Collect every line in the records below that contains the word "shortcut".

── GIVEN DATA

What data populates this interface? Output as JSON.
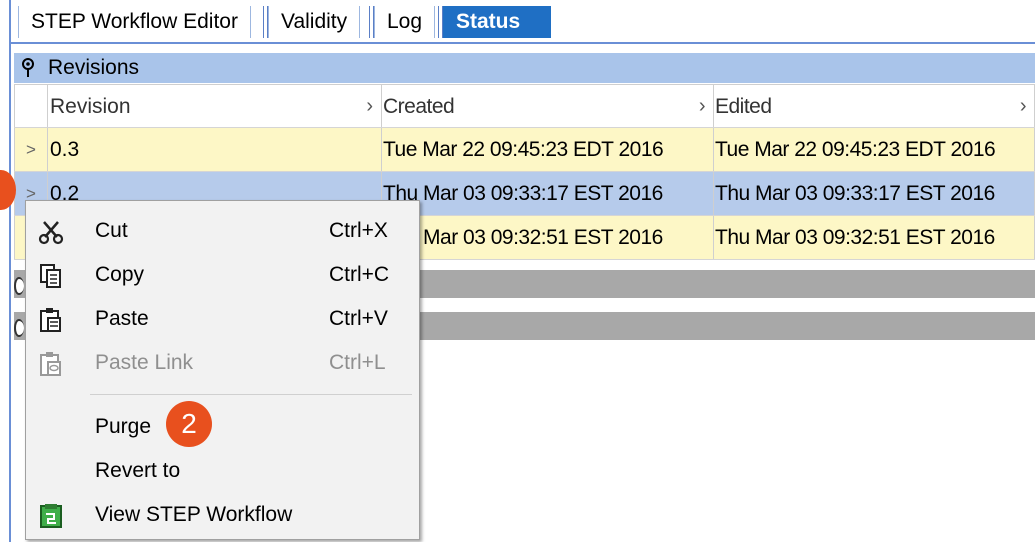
{
  "tabs": [
    {
      "label": "STEP Workflow Editor"
    },
    {
      "label": "Validity"
    },
    {
      "label": "Log"
    },
    {
      "label": "Status",
      "active": true
    }
  ],
  "panel": {
    "title": "Revisions"
  },
  "table": {
    "columns": [
      "Revision",
      "Created",
      "Edited"
    ],
    "rows": [
      {
        "revision": "0.3",
        "created": "Tue Mar 22 09:45:23 EDT 2016",
        "edited": "Tue Mar 22 09:45:23 EDT 2016",
        "highlight": "yellow"
      },
      {
        "revision": "0.2",
        "created": "Thu Mar 03 09:33:17 EST 2016",
        "edited": "Thu Mar 03 09:33:17 EST 2016",
        "highlight": "blue"
      },
      {
        "revision": "",
        "created": "Thu Mar 03 09:32:51 EST 2016",
        "edited": "Thu Mar 03 09:32:51 EST 2016",
        "highlight": "yellow"
      }
    ]
  },
  "context_menu": {
    "items": [
      {
        "label": "Cut",
        "shortcut": "Ctrl+X",
        "icon": "scissors-icon",
        "enabled": true
      },
      {
        "label": "Copy",
        "shortcut": "Ctrl+C",
        "icon": "copy-icon",
        "enabled": true
      },
      {
        "label": "Paste",
        "shortcut": "Ctrl+V",
        "icon": "paste-icon",
        "enabled": true
      },
      {
        "label": "Paste Link",
        "shortcut": "Ctrl+L",
        "icon": "paste-link-icon",
        "enabled": false
      },
      {
        "label": "Purge",
        "shortcut": "",
        "icon": "",
        "enabled": true
      },
      {
        "label": "Revert to",
        "shortcut": "",
        "icon": "",
        "enabled": true
      },
      {
        "label": "View STEP Workflow",
        "shortcut": "",
        "icon": "workflow-icon",
        "enabled": true
      }
    ]
  },
  "callouts": {
    "step2": "2"
  },
  "colors": {
    "active_tab": "#1f6fc4",
    "row_yellow": "#fdf7c6",
    "row_selected": "#b6cbeb",
    "callout": "#e8501e"
  }
}
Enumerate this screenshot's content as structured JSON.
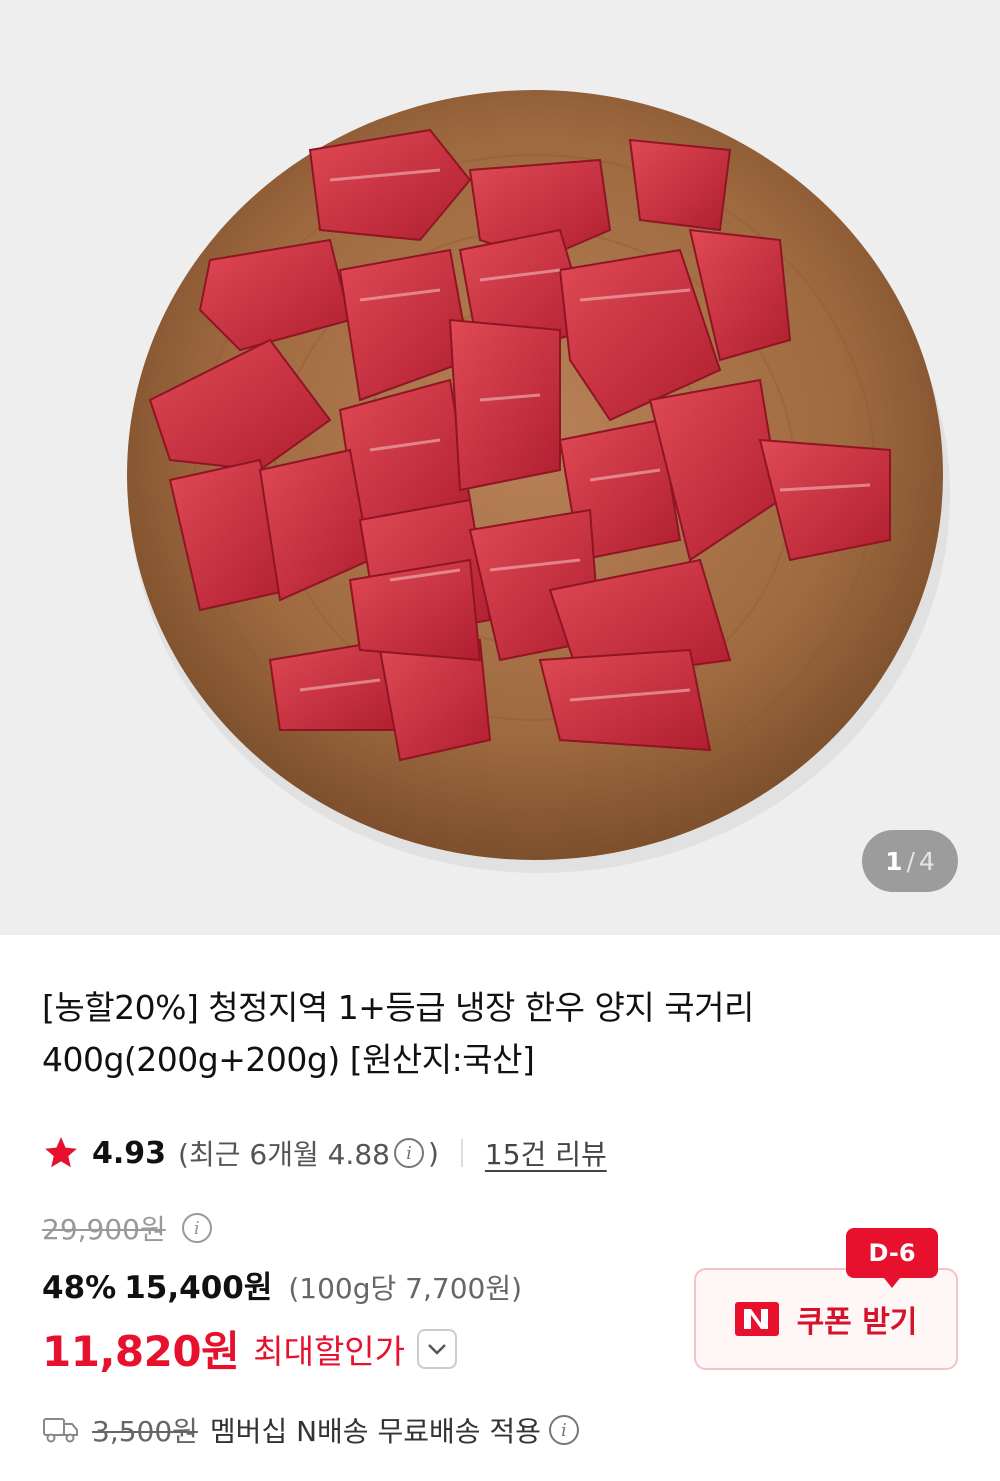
{
  "gallery": {
    "current": "1",
    "separator": "/",
    "total": "4"
  },
  "product": {
    "title": "[농할20%] 청정지역 1+등급 냉장 한우 양지 국거리 400g(200g+200g) [원산지:국산]"
  },
  "rating": {
    "score": "4.93",
    "recent": "(최근 6개월 4.88",
    "recent_close": ")",
    "review_link": "15건 리뷰"
  },
  "price": {
    "original": "29,900원",
    "discount_rate": "48%",
    "sale": "15,400원",
    "unit": "(100g당 7,700원)",
    "max_discount_price": "11,820원",
    "max_discount_label": "최대할인가"
  },
  "shipping": {
    "original_fee": "3,500원",
    "text": "멤버십 N배송 무료배송 적용"
  },
  "coupon": {
    "badge": "D-6",
    "label": "쿠폰 받기",
    "logo_text": "N"
  },
  "colors": {
    "accent_red": "#e8112d",
    "hero_bg": "#eeeeee",
    "board": "#a9744a"
  },
  "icons": {
    "star": "star-icon",
    "info": "info-icon",
    "chevron": "chevron-down-icon",
    "truck": "truck-icon",
    "coupon_logo": "naver-n-icon"
  }
}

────

◆ ANSWER FOR THE TASK ◆
        "shortcut": "Ctrl+X",
        "shortcut": "Ctrl+C",
        "shortcut": "Ctrl+V",
        "shortcut": "Ctrl+L",
        "shortcut": "",
        "shortcut": "",
        "shortcut": "",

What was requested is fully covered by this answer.